Critics of our article, including members of the Bush Administration, say that a pre-emptive strike is too risky. But if the U.S. is ever going to defend a line in the sand with North Korea, that is the least provocative way to do it, and next time it will only be riskier. Such a strike could be seen by the North Korean leadership for what it is: a limited act of defense of the U.S. homeland against a gathering threat, and not an overall attack on North Korea. Pyongyang tries carefully to cultivate the impression that it will lash out in response to any action against it, however limited. But would it truly retaliate against South Korea, which has been working hard to improve North-South relations, in response to a U.S. airstrike? Such a war would surely and swiftly end in the elimination of the North Korean regime. Pyongyang's leaders are bold, but they are not suicidal.
For the U.S., the risk of inaction will prove far greater. The Pyongyang regime will view its stockpile of missiles and nuclear material as tipping the regional balance in its favor and providing a shield behind which it can pursue its interests with impunity. Worse, North Korea has a long history of selling its advanced weapons to countries in the Middle East, and it operates a black market in other forms of contraband. Like Pakistan's rogue nuclear engineer A.Q. Khan, North Korean officials might be tempted to sell the ingredients of their arsenal to terrorists. Finally, many expect North Korea's failed economy to lead one day to the regime's collapse. Who then might get its loose nukes?

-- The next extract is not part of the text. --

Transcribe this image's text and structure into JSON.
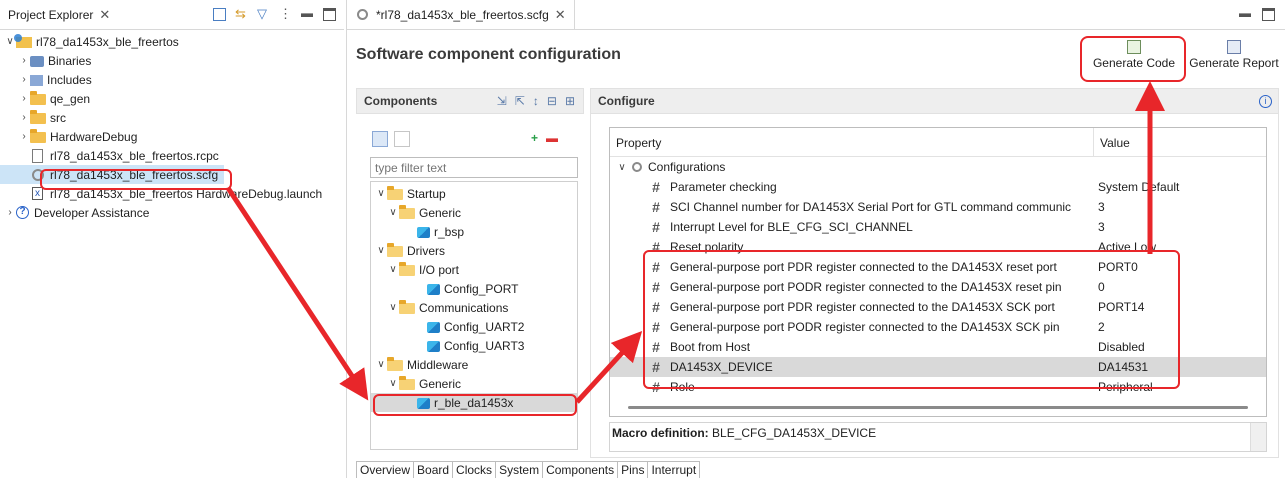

So what should be done to begin to rein in the runaway North Korean nuclear and missile programs? First, we continue to advise the U.S. government to strike any further Taepo Dong test missiles before they can be launched. Second, the North should be penalized for defying the international community's unanimous appeal not to conduct its July 4 tests. China and South Korea are the main economic benefactors of North Korea, and President Bush is right to seek a United Nations Security Council action that would compel all nations to suspend trade with Pyongyang.
For years, the U.S. has been paralyzed by a division in the Bush Administration between one camp that favors diplomacy with Pyongyang and another camp that hopes for the early collapse of the regime. But the net result has been that neither policy has been pursued consistently. Instead, Washington has outsourced the North Korea issue to regional players in the form of the "Six Party" talks, a strategy that has has failed to produce any results except plutonium and missile tests. South Korea, China and Russia have offered only carrots while carefully avoiding the threat of sticks—yet both carrots and sticks are essential ingredients of any successful diplomacy.
The "Six Party" talks are the right forum for diplomacy, but ultimately, what matters less than who is at the table is whether the U.S. has a clear strategy. We won't know whether North Korea's ambitions can be blunted by anything short of the use of force unless and until the U.S. takes the danger seriously and gets in the game.
Ashton B. Carter and William J. Perry are professors at Harvard and Stanford universities, respectively. Perry served as Secretary of Defense and Carter as Assistant Secretary of Defense in the Clinton Administration